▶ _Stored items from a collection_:
%%

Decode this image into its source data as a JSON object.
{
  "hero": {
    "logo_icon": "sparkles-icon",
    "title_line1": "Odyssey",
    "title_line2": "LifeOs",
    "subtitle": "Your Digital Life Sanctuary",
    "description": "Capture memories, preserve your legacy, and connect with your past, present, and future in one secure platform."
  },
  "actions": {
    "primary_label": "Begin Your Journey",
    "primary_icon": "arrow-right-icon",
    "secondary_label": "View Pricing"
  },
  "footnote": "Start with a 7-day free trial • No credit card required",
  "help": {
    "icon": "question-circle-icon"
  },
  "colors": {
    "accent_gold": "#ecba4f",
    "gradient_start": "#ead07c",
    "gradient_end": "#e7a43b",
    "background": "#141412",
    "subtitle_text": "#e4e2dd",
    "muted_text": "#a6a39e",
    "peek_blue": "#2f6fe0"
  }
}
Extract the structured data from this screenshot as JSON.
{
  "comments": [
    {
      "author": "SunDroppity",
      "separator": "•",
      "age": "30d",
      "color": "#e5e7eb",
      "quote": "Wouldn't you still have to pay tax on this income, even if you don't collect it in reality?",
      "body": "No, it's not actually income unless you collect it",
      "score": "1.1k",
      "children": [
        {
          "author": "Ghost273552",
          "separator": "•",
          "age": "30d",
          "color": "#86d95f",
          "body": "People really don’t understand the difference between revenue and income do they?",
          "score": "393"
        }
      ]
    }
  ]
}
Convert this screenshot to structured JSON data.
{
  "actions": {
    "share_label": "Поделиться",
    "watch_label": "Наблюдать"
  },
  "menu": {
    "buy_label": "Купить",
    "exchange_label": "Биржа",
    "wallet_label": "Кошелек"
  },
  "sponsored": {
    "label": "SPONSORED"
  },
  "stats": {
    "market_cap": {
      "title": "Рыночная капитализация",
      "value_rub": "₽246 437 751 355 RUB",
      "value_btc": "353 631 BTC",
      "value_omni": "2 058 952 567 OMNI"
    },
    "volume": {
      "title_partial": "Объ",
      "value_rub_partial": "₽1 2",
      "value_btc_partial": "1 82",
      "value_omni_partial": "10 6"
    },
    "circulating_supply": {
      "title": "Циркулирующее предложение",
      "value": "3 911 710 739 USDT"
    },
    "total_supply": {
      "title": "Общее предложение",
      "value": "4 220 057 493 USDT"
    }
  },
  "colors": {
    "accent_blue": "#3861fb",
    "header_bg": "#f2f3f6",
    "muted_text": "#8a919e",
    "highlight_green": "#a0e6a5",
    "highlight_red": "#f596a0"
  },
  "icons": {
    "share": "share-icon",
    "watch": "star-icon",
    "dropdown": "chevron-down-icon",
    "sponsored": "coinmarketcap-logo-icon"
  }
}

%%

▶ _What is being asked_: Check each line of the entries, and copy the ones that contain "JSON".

▶ _Written response_:
Decode this image into its source data as a JSON object.
Extract the structured data from this screenshot as JSON.
Convert this screenshot to structured JSON data.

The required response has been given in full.